→ **Instructions to follow**
Beneath this task are records; tally the lines in them that contain "transform" and report only the number.

App and web page records:
####

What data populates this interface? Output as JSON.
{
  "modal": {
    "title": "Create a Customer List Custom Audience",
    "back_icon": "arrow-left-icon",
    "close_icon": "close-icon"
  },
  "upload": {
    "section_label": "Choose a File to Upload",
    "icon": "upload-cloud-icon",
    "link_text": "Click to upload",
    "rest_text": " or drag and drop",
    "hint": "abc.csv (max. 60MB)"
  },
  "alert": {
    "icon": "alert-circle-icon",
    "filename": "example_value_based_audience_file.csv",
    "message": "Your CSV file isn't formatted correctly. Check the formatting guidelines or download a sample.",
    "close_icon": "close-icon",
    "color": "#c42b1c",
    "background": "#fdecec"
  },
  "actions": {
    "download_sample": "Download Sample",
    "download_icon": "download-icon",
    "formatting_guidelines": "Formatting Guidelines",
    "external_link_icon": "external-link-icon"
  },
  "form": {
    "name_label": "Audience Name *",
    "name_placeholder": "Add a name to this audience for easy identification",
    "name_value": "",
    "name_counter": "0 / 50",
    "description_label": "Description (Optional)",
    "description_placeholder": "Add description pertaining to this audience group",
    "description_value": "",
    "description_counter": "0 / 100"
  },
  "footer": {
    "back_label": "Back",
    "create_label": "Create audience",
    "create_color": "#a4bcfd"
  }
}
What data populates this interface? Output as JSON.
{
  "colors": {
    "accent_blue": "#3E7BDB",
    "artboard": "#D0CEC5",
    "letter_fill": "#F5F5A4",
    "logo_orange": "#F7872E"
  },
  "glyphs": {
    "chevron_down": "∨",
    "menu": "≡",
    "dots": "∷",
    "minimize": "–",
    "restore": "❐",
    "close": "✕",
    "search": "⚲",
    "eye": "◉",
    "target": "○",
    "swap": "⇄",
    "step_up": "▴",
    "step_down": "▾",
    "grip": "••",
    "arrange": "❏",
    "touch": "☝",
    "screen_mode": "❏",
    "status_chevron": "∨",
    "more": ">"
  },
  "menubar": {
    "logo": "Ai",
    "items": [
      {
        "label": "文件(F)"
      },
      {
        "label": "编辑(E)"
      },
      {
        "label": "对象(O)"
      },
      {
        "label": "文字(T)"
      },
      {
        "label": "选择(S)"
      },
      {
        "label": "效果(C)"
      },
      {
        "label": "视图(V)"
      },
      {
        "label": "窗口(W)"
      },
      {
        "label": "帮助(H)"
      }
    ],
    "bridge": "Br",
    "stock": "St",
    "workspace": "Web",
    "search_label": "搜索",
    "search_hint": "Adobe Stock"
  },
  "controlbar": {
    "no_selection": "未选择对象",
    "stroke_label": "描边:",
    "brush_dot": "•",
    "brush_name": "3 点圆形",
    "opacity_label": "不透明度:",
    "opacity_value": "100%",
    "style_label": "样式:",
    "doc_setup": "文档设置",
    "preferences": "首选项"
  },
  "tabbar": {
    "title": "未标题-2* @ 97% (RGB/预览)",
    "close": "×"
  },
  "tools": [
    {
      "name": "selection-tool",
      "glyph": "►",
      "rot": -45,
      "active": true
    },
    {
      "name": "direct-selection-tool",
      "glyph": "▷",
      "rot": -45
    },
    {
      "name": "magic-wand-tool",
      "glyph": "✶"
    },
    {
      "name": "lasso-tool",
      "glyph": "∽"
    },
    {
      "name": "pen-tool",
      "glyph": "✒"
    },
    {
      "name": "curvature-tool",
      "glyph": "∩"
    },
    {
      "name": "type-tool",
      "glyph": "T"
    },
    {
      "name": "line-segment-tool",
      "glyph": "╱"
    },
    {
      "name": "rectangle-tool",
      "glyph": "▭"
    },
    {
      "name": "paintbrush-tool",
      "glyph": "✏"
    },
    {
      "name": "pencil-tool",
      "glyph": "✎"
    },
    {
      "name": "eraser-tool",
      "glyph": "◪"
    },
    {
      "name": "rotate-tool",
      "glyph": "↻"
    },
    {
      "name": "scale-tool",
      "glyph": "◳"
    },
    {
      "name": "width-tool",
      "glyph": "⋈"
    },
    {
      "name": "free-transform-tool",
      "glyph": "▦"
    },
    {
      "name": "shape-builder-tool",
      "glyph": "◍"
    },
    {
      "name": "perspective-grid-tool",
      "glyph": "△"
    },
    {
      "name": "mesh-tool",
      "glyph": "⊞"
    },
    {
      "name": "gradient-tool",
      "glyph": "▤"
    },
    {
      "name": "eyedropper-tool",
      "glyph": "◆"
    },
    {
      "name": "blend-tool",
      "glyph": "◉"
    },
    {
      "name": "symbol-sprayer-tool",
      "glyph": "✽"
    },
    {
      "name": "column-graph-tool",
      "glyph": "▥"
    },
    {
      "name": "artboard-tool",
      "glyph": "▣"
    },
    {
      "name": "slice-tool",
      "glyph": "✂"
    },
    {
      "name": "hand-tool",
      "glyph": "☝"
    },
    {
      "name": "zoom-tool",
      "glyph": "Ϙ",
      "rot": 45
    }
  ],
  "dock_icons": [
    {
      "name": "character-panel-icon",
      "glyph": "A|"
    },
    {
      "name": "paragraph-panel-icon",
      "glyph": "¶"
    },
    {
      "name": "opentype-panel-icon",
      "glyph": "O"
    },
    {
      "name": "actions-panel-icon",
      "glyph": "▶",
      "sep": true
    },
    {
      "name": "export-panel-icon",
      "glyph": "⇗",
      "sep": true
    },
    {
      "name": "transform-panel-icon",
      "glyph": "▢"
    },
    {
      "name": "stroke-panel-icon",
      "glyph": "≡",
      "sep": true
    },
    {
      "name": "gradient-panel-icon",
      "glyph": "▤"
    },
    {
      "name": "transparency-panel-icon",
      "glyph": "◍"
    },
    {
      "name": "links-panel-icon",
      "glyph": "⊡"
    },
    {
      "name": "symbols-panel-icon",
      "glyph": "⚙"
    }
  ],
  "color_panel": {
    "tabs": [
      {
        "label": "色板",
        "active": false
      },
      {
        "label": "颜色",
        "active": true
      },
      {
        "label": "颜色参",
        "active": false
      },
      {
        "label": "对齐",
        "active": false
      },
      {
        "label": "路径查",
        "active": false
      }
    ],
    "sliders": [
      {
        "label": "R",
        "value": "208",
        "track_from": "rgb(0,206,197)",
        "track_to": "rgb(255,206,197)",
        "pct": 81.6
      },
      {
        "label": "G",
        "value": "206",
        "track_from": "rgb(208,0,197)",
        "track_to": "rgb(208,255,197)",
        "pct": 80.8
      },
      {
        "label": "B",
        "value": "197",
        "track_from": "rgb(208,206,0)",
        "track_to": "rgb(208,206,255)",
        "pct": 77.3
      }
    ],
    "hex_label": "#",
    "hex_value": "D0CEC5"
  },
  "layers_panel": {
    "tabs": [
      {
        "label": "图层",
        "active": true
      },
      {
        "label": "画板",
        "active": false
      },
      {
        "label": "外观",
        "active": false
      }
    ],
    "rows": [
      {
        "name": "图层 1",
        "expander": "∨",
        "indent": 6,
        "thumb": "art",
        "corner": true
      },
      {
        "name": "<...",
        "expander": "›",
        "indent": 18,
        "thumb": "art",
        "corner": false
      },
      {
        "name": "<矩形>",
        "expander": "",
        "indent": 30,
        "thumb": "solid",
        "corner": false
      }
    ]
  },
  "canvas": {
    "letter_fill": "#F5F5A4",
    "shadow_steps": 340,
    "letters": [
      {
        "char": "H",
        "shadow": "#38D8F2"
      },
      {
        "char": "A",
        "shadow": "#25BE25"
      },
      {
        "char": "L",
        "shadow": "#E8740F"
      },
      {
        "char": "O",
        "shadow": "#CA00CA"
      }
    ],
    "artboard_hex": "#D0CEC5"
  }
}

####

→ **Expected answer**
2